BLOG: Putting our best foot forward: careers and covid-19
Jessgmbarrett on how she secured a graduate role in the midst of a pandemic and her advice for other young people seeking employment in our new virtual world of remote learning and zoom calls.
Among many changes, Covid-19 and the consequent national lockdown has caused a dramatic increase in unemployment figures for 16-25 year olds. People in this age group are finishing college, graduating from university and seeking entry level job positions. Searching for jobs seems impossible, and increasingly, furlough is resulting in redundancy. One worry pressing young adults everywhere is, ‘What can I do to give myself the best chance at securing a job?’. I’ve asked myself this question too. In December, I signed a contract for a graduate role, my life was wrapped in a nice little bow. When Covid-19 struck the nation, I was worried that my job offer would be rescinded. I found myself with a ton of free time after graduating, so I thought I would grab the bull by its horns: begin freelancing and take up every opportunity that came my way. More than anything, I wanted to put myself in the best possible position to start my graduate job. Here is some advice I have for anybody else who has found themselves struggling to find a graduate role in the midst of the pandemic:
“Searching for jobs seems impossible, and increasingly, furlough is resulting in redundancy. One worry pressing young adults everywhere is, ‘What can I do to give myself the best chance at securing a job?’”
1. Appear to be proactive.
Once I finished my university coursework, I loved sitting in the sun and reading for pleasure. But after doing this for a few days, I realised that I could be spending my time more effectively. I felt the need to learn and gain some new skills while I had this free time. My motivation was fuelled by the desire to prove myself to my future employers. I wanted to demonstrate how I am hard working and proactive, and I would bring this ethos into my position. After researching I found countless courses on almost every industry. I chose internship programmes and online courses specialising in marketing and content writing as this was my chosen career path. Most of these courses were free or charged very little. The courses were really valuable and provided in-depth knowledge about the industry, without these courses I wouldn’t be as knowledgeable. I feel better equipped for the role after enrolling on these courses and learning more about the industry – fingers crossed this will lay my imposter syndrome to rest!
One thing I actively searched for was opportunities with companies who provided certificates when you had completed the course. Each time I received a certificate I would write a LinkedIn post detailing what I had learnt. I really wanted to highlight to my connections that I had not stopped educating myself after graduating. Lots of webinars I’ve attended placed an emphasis on seeing lockdown as an opportunity to make yourself more employable. Look out for opportunities such as remote internships, online courses and industry-based webinars and workshops.
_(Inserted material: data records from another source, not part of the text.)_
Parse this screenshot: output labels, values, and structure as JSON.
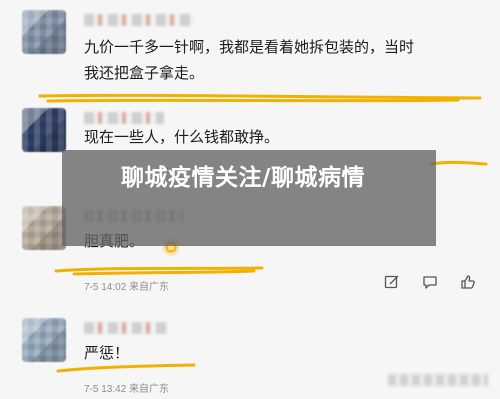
{
  "comments": [
    {
      "lines": [
        "九价一千多一针啊，我都是看着她拆包装的，当时",
        "我还把盒子拿走。"
      ],
      "meta": ""
    },
    {
      "lines": [
        "现在一些人，什么钱都敢挣。"
      ],
      "meta": ""
    },
    {
      "lines": [
        "胆真肥。"
      ],
      "meta": "7-5 14:02 来自广东"
    },
    {
      "lines": [
        "严惩！"
      ],
      "meta": "7-5 13:42 来自广东"
    }
  ],
  "overlay": {
    "title": "聊城疫情关注/聊城病情"
  },
  "icons": [
    "edit-icon",
    "comment-icon",
    "like-icon"
  ],
  "colors": {
    "scribble": "#f2b100",
    "background": "#f6f6f6",
    "overlay": "rgba(100,100,100,0.78)"
  }
}
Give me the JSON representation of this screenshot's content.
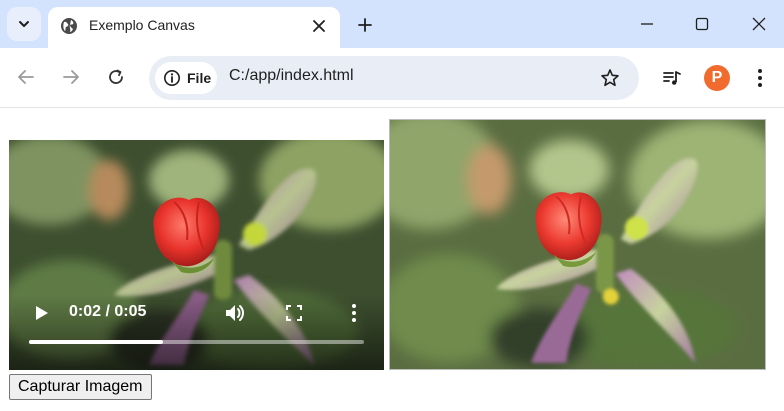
{
  "browser": {
    "tab": {
      "title": "Exemplo Canvas"
    },
    "omnibox": {
      "chip_label": "File",
      "url": "C:/app/index.html"
    },
    "profile_initial": "P",
    "colors": {
      "tabstrip": "#d3e3fd",
      "omnibox": "#e9eef6",
      "avatar": "#f26b2e"
    },
    "icons": [
      "tab-search-icon",
      "globe-icon",
      "close-icon",
      "plus-icon",
      "minimize-icon",
      "maximize-icon",
      "window-close-icon",
      "back-arrow-icon",
      "forward-arrow-icon",
      "reload-icon",
      "info-icon",
      "star-icon",
      "media-playlist-icon",
      "kebab-menu-icon"
    ]
  },
  "page": {
    "video": {
      "time_display": "0:02 / 0:05",
      "progress": 0.4
    },
    "capture_button": {
      "label": "Capturar Imagem"
    }
  }
}
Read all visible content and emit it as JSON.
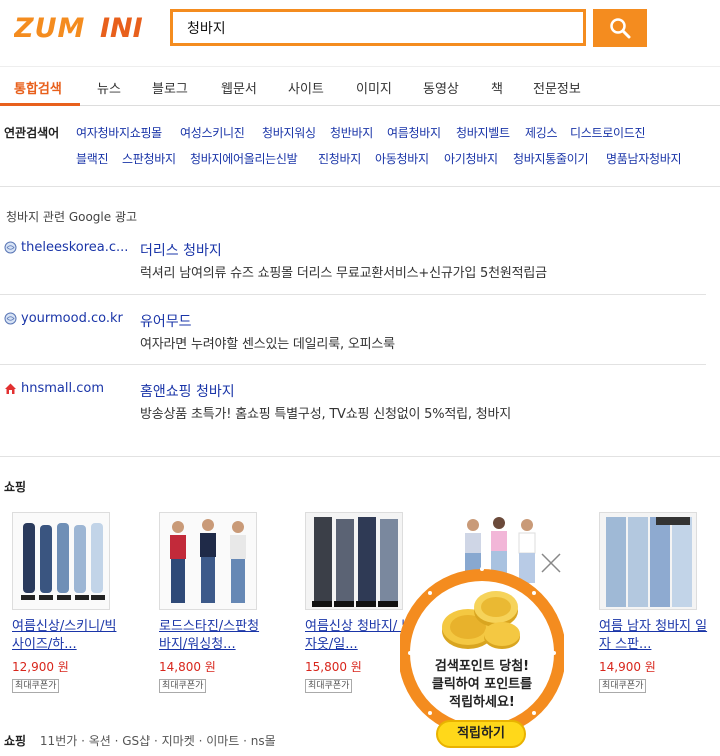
{
  "header": {
    "logo_text": "ZUMINI",
    "search_value": "청바지",
    "brand_color": "#f48c1f"
  },
  "tabs": [
    "통합검색",
    "뉴스",
    "블로그",
    "웹문서",
    "사이트",
    "이미지",
    "동영상",
    "책",
    "전문정보"
  ],
  "related": {
    "title": "연관검색어",
    "row1": [
      "여자청바지쇼핑몰",
      "여성스키니진",
      "청바지워싱",
      "청반바지",
      "여름청바지",
      "청바지벨트",
      "제깅스",
      "디스트로이드진"
    ],
    "row2": [
      "블랙진",
      "스판청바지",
      "청바지에어올리는신발",
      "진청바지",
      "아동청바지",
      "아기청바지",
      "청바지통줄이기",
      "명품남자청바지"
    ]
  },
  "ads": {
    "title": "청바지 관련 Google 광고",
    "items": [
      {
        "domain": "theleeskorea.c...",
        "headline": "더리스 청바지",
        "desc": "럭셔리 남여의류 슈즈 쇼핑몰 더리스 무료교환서비스+신규가입 5천원적립금",
        "icon": "globe-icon"
      },
      {
        "domain": "yourmood.co.kr",
        "headline": "유어무드",
        "desc": "여자라면 누려야할 센스있는 데일리룩, 오피스룩",
        "icon": "globe-icon"
      },
      {
        "domain": "hnsmall.com",
        "headline": "홈앤쇼핑 청바지",
        "desc": "방송상품 초특가! 홈쇼핑 특별구성, TV쇼핑 신청없이 5%적립, 청바지",
        "icon": "home-icon"
      }
    ]
  },
  "shopping": {
    "title": "쇼핑",
    "products": [
      {
        "name": "여름신상/스키니/빅사이즈/하...",
        "price": "12,900 원",
        "coupon": "최대쿠폰가"
      },
      {
        "name": "로드스타진/스판청바지/워싱청...",
        "price": "14,800 원",
        "coupon": "최대쿠폰가"
      },
      {
        "name": "여름신상 청바지/ 남자옷/일...",
        "price": "15,800 원",
        "coupon": "최대쿠폰가"
      },
      {
        "name": "",
        "price": "",
        "coupon": ""
      },
      {
        "name": "여름 남자 청바지 일자 스판...",
        "price": "14,900 원",
        "coupon": "최대쿠폰가"
      }
    ],
    "footer_label": "쇼핑",
    "footer_stores": "11번가 · 옥션 · GS샵 · 지마켓 · 이마트 · ns몰"
  },
  "popup": {
    "line1": "검색포인트 당첨!",
    "line2": "클릭하여 포인트를",
    "line3": "적립하세요!",
    "button": "적립하기"
  }
}
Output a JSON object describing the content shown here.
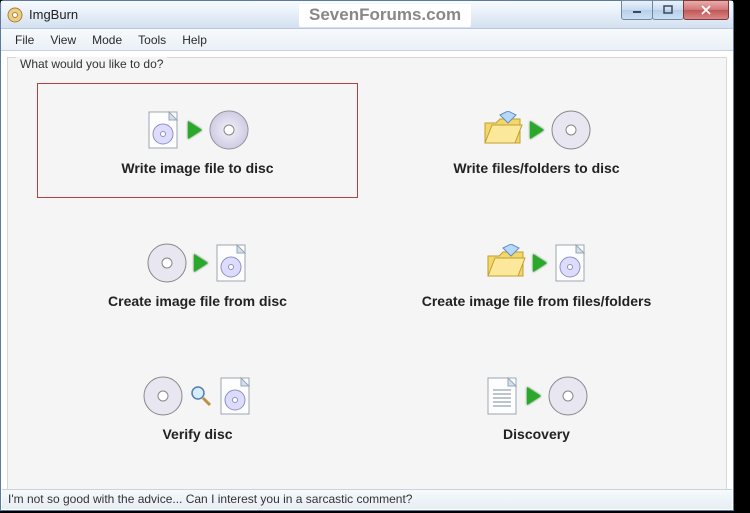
{
  "app": {
    "title": "ImgBurn",
    "watermark": "SevenForums.com"
  },
  "menu": {
    "file": "File",
    "view": "View",
    "mode": "Mode",
    "tools": "Tools",
    "help": "Help"
  },
  "panel": {
    "title": "What would you like to do?"
  },
  "actions": {
    "write_image": "Write image file to disc",
    "write_files": "Write files/folders to disc",
    "create_from_disc": "Create image file from disc",
    "create_from_files": "Create image file from files/folders",
    "verify": "Verify disc",
    "discovery": "Discovery"
  },
  "status": {
    "text": "I'm not so good with the advice... Can I interest you in a sarcastic comment?"
  }
}
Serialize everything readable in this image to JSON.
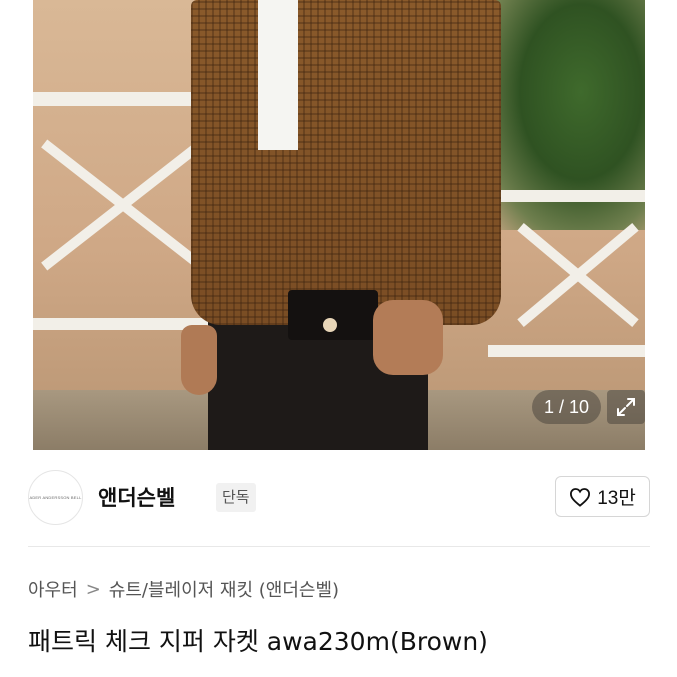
{
  "gallery": {
    "counter_text": "1 / 10",
    "expand_icon": "expand-arrows-icon"
  },
  "brand": {
    "logo_text": "ADER ANDERSSON BELL",
    "name": "앤더슨벨",
    "badge": "단독"
  },
  "like": {
    "icon": "heart-outline-icon",
    "count": "13만"
  },
  "breadcrumb": {
    "category": "아우터",
    "separator": ">",
    "subcategory": "슈트/블레이저 재킷 (앤더슨벨)"
  },
  "product": {
    "title": "패트릭 체크 지퍼 자켓 awa230m(Brown)"
  }
}
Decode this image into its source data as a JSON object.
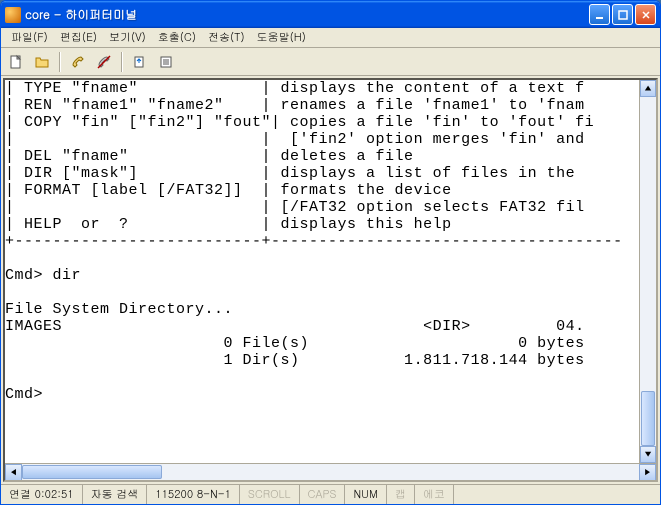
{
  "title": "core - 하이퍼터미널",
  "menu": {
    "file": "파일(F)",
    "edit": "편집(E)",
    "view": "보기(V)",
    "call": "호출(C)",
    "transfer": "전송(T)",
    "help": "도움말(H)"
  },
  "terminal_lines": [
    "| TYPE \"fname\"             | displays the content of a text f",
    "| REN \"fname1\" \"fname2\"    | renames a file 'fname1' to 'fnam",
    "| COPY \"fin\" [\"fin2\"] \"fout\"| copies a file 'fin' to 'fout' fi",
    "|                          |  ['fin2' option merges 'fin' and",
    "| DEL \"fname\"              | deletes a file",
    "| DIR [\"mask\"]             | displays a list of files in the ",
    "| FORMAT [label [/FAT32]]  | formats the device",
    "|                          | [/FAT32 option selects FAT32 fil",
    "| HELP  or  ?              | displays this help",
    "+--------------------------+-------------------------------------",
    "",
    "Cmd> dir",
    "",
    "File System Directory...",
    "IMAGES                                      <DIR>         04.",
    "                       0 File(s)                      0 bytes",
    "                       1 Dir(s)           1.811.718.144 bytes",
    "",
    "Cmd>",
    ""
  ],
  "status": {
    "connected": "연결 0:02:51",
    "autodetect": "자동 검색",
    "port": "115200 8-N-1",
    "scroll": "SCROLL",
    "caps": "CAPS",
    "num": "NUM",
    "cap": "캡",
    "echo": "에코"
  }
}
2. What materials are out there to help you learn?
Lockdown has not only affected students looking for jobs but has also impacted staff who have been furloughed or have been made redundant. I have seen so many people on Twitter and LinkedIn holding webinars, seminars, writing e-books or inviting others to reach out, offering to spread their industry knowledge.
Are there any insightful and educational books or articles that have been on your ‘To Be Read List’? Have you saved any podcasts on your phone but are yet to listen to them? There is so much material out there to inspire you to work towards your personal and professional development – make sure you utilise it.
” There is so much material out there to inspire you to work towards your personal and professional development – make sure you utilise it.”
3. Try something new.
Job vacancies are scarce and unemployment figures have risen drastically. In order to try and combat this, try and think, ‘Are there any new skills I could be learning?’
If you’ve ever thought of picking up a new skill, now is the time to pursue it. I don’t just mean learning to bake or knit, but now is also a great chance to grow professionally. Professional development is such a buzzword at the moment in UK offices. Perhaps you find spreadsheets daunting? I did, so I signed up for a virtual internship experience where I would be a Data Analyst. I found the experience challenging at first, but now I look back and am very grateful I took up the opportunity to grow my skill set. For me, having some brief experience with data analysing is really helpful, particularly as it is relevant to marketing. So, if there’s an opportunity you stumble across that seems a bit out of your comfort zone, go for it! You’ve got nothing to lose, and everything to gain.
4. Pursue passion projects.
The majority of this blog has been focussed on professional development. After studying for so long, you can sometimes find yourself in danger of burning out. We often feel pressured to occupy all of our time with work – lockdown is no exception. In the midst of all this chaos, we have to remind ourselves to take time to wind down and relax. Whether we bake banana bread, are a film fanatic or love listening to music – we need to take some time out of our days to pursue what makes us happy. Striking a balance between our personal and professional lives is so important, especially when there is little separation between the two now we are working from home.
These tips have hopefully spread some light about how to navigate job hunting and finding work experience in our pandemic ridden world. Students, graduates and job seekers have been hit particularly hard by the pandemic and its effect on the job market and economy. We need to spend this time honing our skills so that we can put our best foot forward when applying for jobs.